The journal has an article publication fee to cover its costs and guarantee that the article can be accessed free of charge by any reader, anywhere in the world, regardless of affiliation. We defend that authors should not have to personally pay this fee and advise them to check with their institutions if funds are available to cover open access publication fees. Institutions can also join Cogitatio's Membership Program at a very affordable rate and enable all affiliated authors to publish without incurring any fees. Further information about the journal's open access charges and institutional members can be found here.

♦♦♦

Volume 11, Issue 3

Title:
United in Uniqueness? Lessons From Canadian Politics for European Union Studies


Editor(s):
Johannes Müller Gómez (Université de Montréal / Ludwig Maximilian University of Munich), Lori Thorlakson (University of Alberta) and Alexander Hoppe (Utrecht University)

Submission of Abstracts: 1-15 September 2022
Submission of Full Papers: 15-31 January 2023
Publication of the Issue: July-September 2023

Information:

Since the 1990s, the study of the European Union has been increasingly informed by tools and approaches borrowed from comparative political science. This “comparative turn" in EU studies has taken place at conceptual, theoretical, and empirical levels. Both the analysis of the current state of the political system and institutional structures in the EU, as well as debates on historical polity-building processes and possible ways ahead, gain from comparative analyses of the institutional and constitutional setup of the Union and its functioning. Against the background of the current political and policy challenges the EU faces, it is high time to utilize the merit of analytical comparison—and the political system of Canada offers a splendid opportunity to do so.

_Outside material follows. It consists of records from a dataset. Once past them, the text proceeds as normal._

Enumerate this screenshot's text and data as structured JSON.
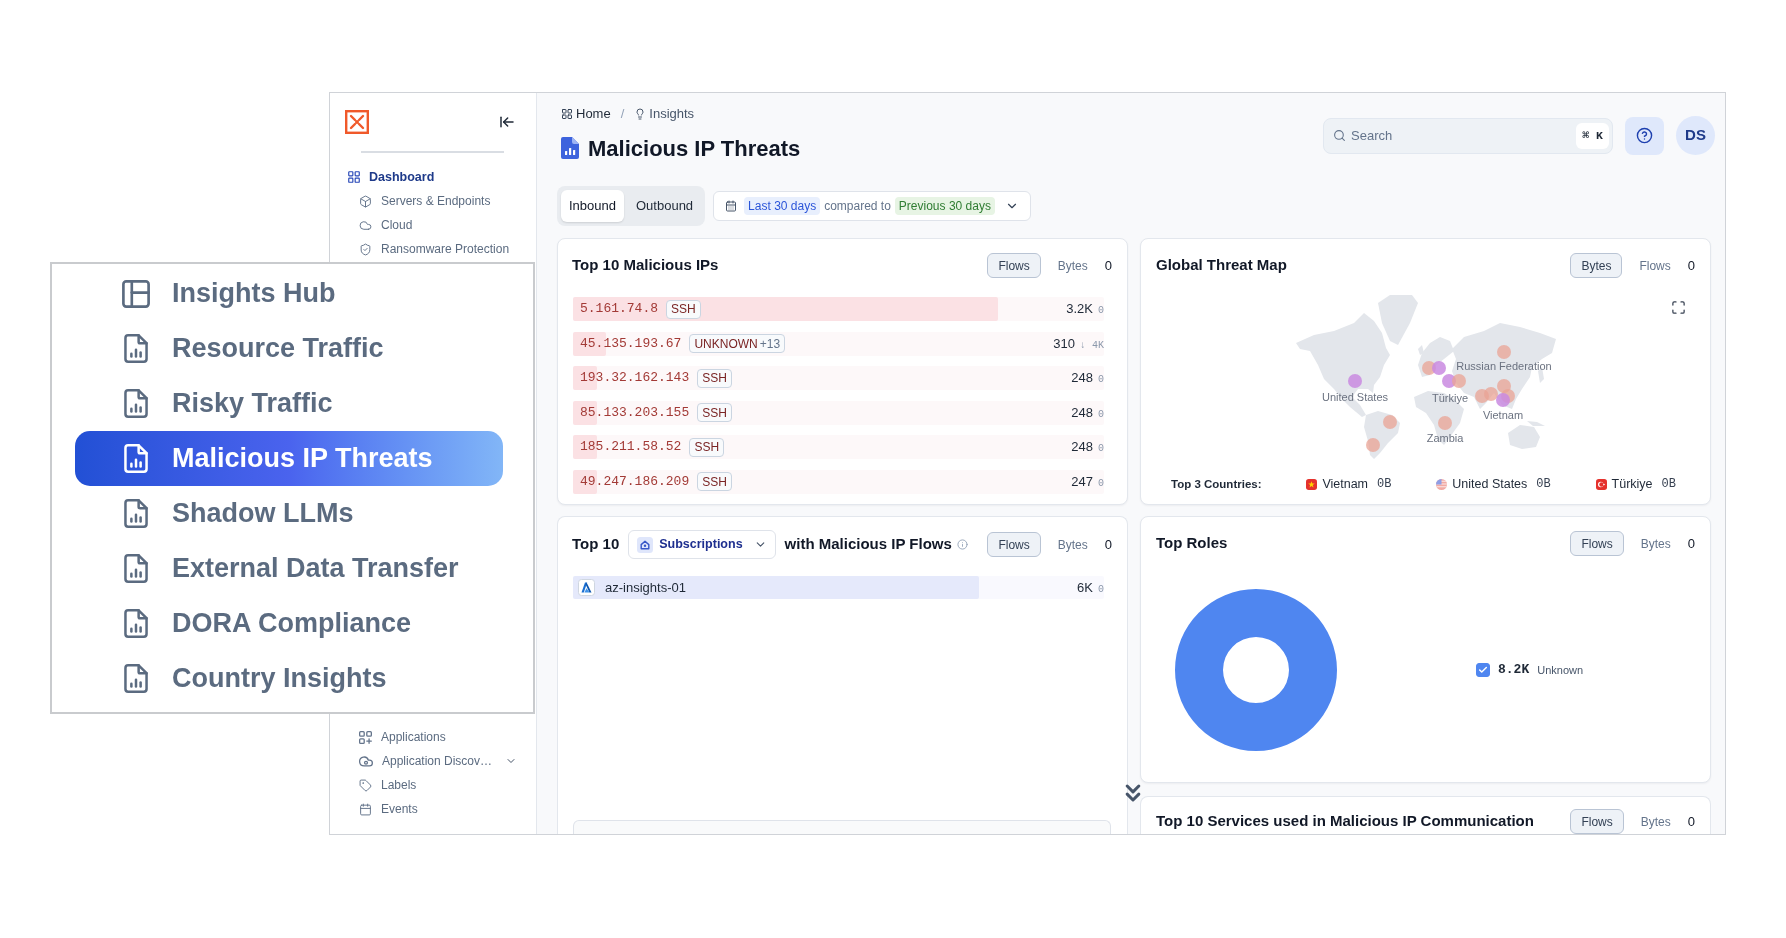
{
  "insights_menu": {
    "items": [
      {
        "label": "Insights Hub",
        "kind": "hub",
        "selected": false
      },
      {
        "label": "Resource Traffic",
        "kind": "report",
        "selected": false
      },
      {
        "label": "Risky Traffic",
        "kind": "report",
        "selected": false
      },
      {
        "label": "Malicious IP Threats",
        "kind": "report",
        "selected": true
      },
      {
        "label": "Shadow LLMs",
        "kind": "report",
        "selected": false
      },
      {
        "label": "External Data Transfer",
        "kind": "report",
        "selected": false
      },
      {
        "label": "DORA Compliance",
        "kind": "report",
        "selected": false
      },
      {
        "label": "Country Insights",
        "kind": "report",
        "selected": false
      }
    ]
  },
  "sidebar": {
    "items": [
      {
        "label": "Dashboard",
        "selected": true,
        "children": [
          {
            "label": "Servers & Endpoints",
            "selected": false
          },
          {
            "label": "Cloud",
            "selected": false
          },
          {
            "label": "Ransomware Protection",
            "selected": false
          }
        ]
      }
    ],
    "lower_items": [
      {
        "label": "Applications",
        "kind": "link",
        "selected": false
      },
      {
        "label": "Application Discov…",
        "kind": "group",
        "selected": false
      },
      {
        "label": "Labels",
        "kind": "link",
        "selected": false
      },
      {
        "label": "Events",
        "kind": "link",
        "selected": false
      }
    ]
  },
  "breadcrumb": {
    "items": [
      {
        "label": "Home"
      },
      {
        "label": "Insights"
      }
    ],
    "separator": "/"
  },
  "page_title": "Malicious IP Threats",
  "search": {
    "placeholder": "Search",
    "shortcut": "⌘ K"
  },
  "avatar": {
    "initials": "DS"
  },
  "direction_tabs": [
    {
      "label": "Inbound",
      "selected": true
    },
    {
      "label": "Outbound",
      "selected": false
    }
  ],
  "date_filter": {
    "range": "Last 30 days",
    "connector": "compared to",
    "comparison": "Previous 30 days"
  },
  "top_malicious_ips": {
    "title": "Top 10 Malicious IPs",
    "metric_tabs": [
      {
        "label": "Flows",
        "selected": true
      },
      {
        "label": "Bytes",
        "selected": false
      }
    ],
    "metric_extra": "0",
    "rows": [
      {
        "ip": "5.161.74.8",
        "tag": "SSH",
        "value": "3.2K",
        "change": "0",
        "level": 0.8
      },
      {
        "ip": "45.135.193.67",
        "tag": "UNKNOWN",
        "tag_more": "+13",
        "value": "310",
        "change": "↓ 4K",
        "level": 0.062
      },
      {
        "ip": "193.32.162.143",
        "tag": "SSH",
        "value": "248",
        "change": "0",
        "level": 0.045
      },
      {
        "ip": "85.133.203.155",
        "tag": "SSH",
        "value": "248",
        "change": "0",
        "level": 0.045
      },
      {
        "ip": "185.211.58.52",
        "tag": "SSH",
        "value": "248",
        "change": "0",
        "level": 0.045
      },
      {
        "ip": "49.247.186.209",
        "tag": "SSH",
        "value": "247",
        "change": "0",
        "level": 0.045
      }
    ]
  },
  "global_threat_map": {
    "title": "Global Threat Map",
    "metric_tabs": [
      {
        "label": "Bytes",
        "selected": true
      },
      {
        "label": "Flows",
        "selected": false
      }
    ],
    "metric_extra": "0",
    "map_labels": [
      "United States",
      "Russian Federation",
      "Türkiye",
      "Vietnam",
      "Zambia"
    ],
    "top_countries_label": "Top 3 Countries:",
    "top_countries": [
      {
        "name": "Vietnam",
        "value": "0B"
      },
      {
        "name": "United States",
        "value": "0B"
      },
      {
        "name": "Türkiye",
        "value": "0B"
      }
    ]
  },
  "top_subscriptions": {
    "title_start": "Top 10",
    "group_by": "Subscriptions",
    "title_end": "with Malicious IP Flows",
    "metric_tabs": [
      {
        "label": "Flows",
        "selected": true
      },
      {
        "label": "Bytes",
        "selected": false
      }
    ],
    "metric_extra": "0",
    "rows": [
      {
        "name": "az-insights-01",
        "value": "6K",
        "change": "0",
        "level": 0.765
      }
    ]
  },
  "top_roles": {
    "title": "Top Roles",
    "metric_tabs": [
      {
        "label": "Flows",
        "selected": true
      },
      {
        "label": "Bytes",
        "selected": false
      }
    ],
    "metric_extra": "0",
    "legend": [
      {
        "value": "8.2K",
        "label": "Unknown",
        "checked": true,
        "color": "#4f86f0"
      }
    ]
  },
  "top_services": {
    "title": "Top 10 Services used in Malicious IP Communication",
    "metric_tabs": [
      {
        "label": "Flows",
        "selected": true
      },
      {
        "label": "Bytes",
        "selected": false
      }
    ],
    "metric_extra": "0"
  }
}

The aim of this issue is twofold: First, it assembles comparative studies focusing on (parts of) the political systems of the EU and Canada to provide new insights into how the Union works. Second, the contributions of this issue will discuss how comparative analyses can improve our understanding of the EU and what the lessons, merits and limits of the comparative method are in EU studies.

We invite innovative empirical comparative analyses of the EU’s political system. Empirically, these studies can cover a broad array of foci as long as they explicitly compare the EU to Canada. The issue will focus on two general topics:

  1. Constitution and institutions: This section discusses questions related to the constitutional development of the EU and Canada, their polity and institutional architecture and the functioning of democracy in a multi-level system.
  2. Policy fields and decision-making processes: This section analyses how decisions are taken and implemented in different policy areas in the EU and Canada, including policy responses to crises, and how the involved actors and institutions interact.

Covering this broad range of aspects allows us to explore the potential of a comparative turn in EU politics on a conceptual and methodological level while at the same time giving insights into the current state of the art in using comparative approaches to study the EU.


Instructions for Authors:
Authors interested in submitting a paper for this issue are asked to consult the journal's instructions for authors and submit their abstracts (maximum of 250 words, with a tentative title) through the abstracts system (here). When submitting their abstracts, authors are also asked to confirm that they are aware that Politics and Governance is an open access journal with a publishing fee if the article is accepted for publication after peer-review (corresponding authors affiliated with our institutional members do not incur this fee).


Open Access:
The journal has an article publication fee to cover its costs and guarantee that the article can be accessed free of charge by any reader, anywhere in the world, regardless of affiliation. We defend that authors should not have to personally pay this fee and advise them to check with their institutions if funds are available to cover open access publication fees. Institutions can also join Cogitatio's Membership Program at a very affordable rate and enable all affiliated authors to publish without incurring any fees. Further information about the journal's open access charges and institutional members can be found here.